One of the things I count among my truest blessings is having the fortune of having managers in my younger years that were the opposite of the above and taught all in their supervision by example rather than demand. They were there in the ditches with us working as hard as any of us, as long as any of us, and getting as dirty as any of us. Those are the true leaders!
I spent a good number of years as a much younger man working for one employer and I gave my job my all every day, always eager to learn anything from any source, and willing to spend more hours than I was compensated for to increase that learning as I honed my skills and experience. Those years paid off in many ways with my advancing in responsibility and position, to the occasional envy of some co-workers that didn’t understand the “how”.
What I’ll always remember more than any of those accomplishments was a woman who held one of the top positions in the agency. This lady recognized my efforts and ask me to consider a newly created director level position that would put me responsible for the design, implementation and managing of some of the state’s largest technology projects.
This lady made great efforts teaching me and others under her supervision a management culture we then knew as “servant leadership”. She taught us to realize that it’s not our product or our services that make the company profitable but the staff we’ve been given the good fortune to supervise. Take care of them!
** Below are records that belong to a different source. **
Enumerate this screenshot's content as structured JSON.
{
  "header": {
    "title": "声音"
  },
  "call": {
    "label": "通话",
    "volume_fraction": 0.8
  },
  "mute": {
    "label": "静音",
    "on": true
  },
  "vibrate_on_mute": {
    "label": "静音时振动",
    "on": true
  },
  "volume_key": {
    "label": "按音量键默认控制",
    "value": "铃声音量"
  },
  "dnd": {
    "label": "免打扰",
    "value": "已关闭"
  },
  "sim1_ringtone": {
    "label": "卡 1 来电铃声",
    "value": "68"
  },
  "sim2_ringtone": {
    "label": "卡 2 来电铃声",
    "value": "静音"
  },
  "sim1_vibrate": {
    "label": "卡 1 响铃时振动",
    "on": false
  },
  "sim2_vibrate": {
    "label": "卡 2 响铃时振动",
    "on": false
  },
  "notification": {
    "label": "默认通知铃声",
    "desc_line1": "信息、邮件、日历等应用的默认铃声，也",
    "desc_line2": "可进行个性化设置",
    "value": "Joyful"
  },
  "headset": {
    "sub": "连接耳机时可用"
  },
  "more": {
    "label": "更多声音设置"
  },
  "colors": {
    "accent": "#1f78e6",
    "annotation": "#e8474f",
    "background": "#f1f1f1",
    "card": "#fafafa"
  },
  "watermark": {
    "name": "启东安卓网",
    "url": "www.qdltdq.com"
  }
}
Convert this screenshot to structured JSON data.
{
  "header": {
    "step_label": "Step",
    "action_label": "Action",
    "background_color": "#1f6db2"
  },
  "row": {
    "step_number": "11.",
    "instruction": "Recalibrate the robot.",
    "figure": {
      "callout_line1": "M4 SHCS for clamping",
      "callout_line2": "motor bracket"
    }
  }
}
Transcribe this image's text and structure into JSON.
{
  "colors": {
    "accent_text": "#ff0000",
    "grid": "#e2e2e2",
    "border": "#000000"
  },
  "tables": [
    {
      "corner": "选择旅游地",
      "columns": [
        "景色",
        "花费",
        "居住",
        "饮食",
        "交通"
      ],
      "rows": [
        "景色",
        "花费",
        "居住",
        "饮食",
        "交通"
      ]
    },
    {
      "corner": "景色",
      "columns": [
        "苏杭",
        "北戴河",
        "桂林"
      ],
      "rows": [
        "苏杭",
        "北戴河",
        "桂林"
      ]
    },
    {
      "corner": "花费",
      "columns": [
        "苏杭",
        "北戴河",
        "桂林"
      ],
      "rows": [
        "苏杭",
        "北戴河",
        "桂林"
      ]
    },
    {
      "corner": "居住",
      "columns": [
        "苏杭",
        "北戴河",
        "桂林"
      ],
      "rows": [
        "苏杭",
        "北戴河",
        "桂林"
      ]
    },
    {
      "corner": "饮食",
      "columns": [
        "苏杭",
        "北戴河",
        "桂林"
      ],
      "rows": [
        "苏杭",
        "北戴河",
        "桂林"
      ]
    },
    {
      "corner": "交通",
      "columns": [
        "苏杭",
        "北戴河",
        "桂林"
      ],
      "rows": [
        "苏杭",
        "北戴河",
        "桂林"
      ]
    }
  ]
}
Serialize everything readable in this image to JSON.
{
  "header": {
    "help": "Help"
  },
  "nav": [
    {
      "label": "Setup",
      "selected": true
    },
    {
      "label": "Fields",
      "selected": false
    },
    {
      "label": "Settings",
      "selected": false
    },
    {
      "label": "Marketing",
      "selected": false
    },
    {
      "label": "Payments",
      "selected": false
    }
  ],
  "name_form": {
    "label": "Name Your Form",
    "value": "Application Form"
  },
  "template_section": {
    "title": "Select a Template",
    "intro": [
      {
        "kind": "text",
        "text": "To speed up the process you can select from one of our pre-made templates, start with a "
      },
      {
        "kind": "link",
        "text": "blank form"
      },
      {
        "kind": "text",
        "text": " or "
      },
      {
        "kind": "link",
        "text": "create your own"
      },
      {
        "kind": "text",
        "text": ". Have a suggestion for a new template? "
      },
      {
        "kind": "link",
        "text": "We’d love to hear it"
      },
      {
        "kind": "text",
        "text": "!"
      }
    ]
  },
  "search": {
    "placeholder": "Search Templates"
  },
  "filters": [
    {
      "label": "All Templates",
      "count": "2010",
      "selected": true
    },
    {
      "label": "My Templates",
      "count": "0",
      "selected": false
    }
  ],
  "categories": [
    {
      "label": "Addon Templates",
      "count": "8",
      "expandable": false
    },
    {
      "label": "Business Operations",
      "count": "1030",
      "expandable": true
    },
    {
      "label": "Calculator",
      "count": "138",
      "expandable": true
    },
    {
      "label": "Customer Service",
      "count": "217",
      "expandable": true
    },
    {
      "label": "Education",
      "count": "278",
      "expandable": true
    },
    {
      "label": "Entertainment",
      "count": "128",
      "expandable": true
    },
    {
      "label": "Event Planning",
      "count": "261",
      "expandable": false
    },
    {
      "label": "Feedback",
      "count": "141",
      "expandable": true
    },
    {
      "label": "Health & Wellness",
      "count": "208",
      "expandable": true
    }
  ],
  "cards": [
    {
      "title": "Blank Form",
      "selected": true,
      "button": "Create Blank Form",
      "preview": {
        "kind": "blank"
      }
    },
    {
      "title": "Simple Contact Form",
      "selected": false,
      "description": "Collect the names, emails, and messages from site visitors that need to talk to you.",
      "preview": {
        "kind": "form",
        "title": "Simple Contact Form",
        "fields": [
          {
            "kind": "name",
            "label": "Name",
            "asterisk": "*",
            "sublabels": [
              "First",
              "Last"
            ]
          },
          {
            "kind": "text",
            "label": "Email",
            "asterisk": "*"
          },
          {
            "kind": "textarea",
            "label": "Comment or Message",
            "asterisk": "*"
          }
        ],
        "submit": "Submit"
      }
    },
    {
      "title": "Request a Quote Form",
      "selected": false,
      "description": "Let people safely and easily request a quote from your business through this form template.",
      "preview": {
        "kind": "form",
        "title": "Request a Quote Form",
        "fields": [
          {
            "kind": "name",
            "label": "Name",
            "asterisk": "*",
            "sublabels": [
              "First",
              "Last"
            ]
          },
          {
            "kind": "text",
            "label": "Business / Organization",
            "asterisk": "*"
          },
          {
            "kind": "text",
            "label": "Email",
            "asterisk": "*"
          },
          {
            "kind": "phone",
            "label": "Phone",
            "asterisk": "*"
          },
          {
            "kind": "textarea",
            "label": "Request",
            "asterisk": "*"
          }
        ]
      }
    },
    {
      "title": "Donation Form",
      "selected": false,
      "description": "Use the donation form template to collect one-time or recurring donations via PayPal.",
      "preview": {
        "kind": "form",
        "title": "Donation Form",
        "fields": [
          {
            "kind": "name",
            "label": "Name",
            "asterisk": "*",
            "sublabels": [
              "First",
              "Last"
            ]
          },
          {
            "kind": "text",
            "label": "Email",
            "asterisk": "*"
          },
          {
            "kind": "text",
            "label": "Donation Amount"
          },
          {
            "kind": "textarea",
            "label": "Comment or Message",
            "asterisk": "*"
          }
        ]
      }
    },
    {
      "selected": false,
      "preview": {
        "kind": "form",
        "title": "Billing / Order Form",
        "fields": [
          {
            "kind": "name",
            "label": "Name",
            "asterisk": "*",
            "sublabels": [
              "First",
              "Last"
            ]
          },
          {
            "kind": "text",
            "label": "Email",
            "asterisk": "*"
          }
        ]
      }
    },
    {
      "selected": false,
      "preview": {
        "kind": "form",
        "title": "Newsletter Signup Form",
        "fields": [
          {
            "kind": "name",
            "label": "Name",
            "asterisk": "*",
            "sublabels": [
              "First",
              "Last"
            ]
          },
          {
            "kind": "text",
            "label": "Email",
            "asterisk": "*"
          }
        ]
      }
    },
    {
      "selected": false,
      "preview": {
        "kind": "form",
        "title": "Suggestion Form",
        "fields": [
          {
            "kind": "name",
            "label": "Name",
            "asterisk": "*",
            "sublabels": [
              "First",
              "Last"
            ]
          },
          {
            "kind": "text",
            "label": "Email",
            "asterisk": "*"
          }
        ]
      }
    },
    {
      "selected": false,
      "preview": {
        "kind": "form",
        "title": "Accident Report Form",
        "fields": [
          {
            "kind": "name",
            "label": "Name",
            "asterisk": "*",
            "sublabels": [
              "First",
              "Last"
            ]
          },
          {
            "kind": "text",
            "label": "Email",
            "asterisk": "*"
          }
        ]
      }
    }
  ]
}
Provide them the best resources and tools you can muster and always, always, show them your appreciation on a daily basis!!
Following her example, and the like example of other great leaders I’ve been blessed to work for (though it felt more like work with) since, I’ve committed myself to hopefully instilling this management style in as many under my supervision as possible since.
Young and older men alike, if you have ears to hear, eyes to see, and a heart to feel, the funny story this article started with is now a lot more than funny to you, it’s a valuable example of how any task given you is a blessing and it’s our responsibility to give every task given us 100%! Show your employer, manager, employees, and co-workers that you’re willing to do anything needed to get the job done and take on those task that you don’t care for, or may even think is unfair, with a smile and real effort!
I’ll leave you with a quote that I’ve always admired…
Keeping it Old-School!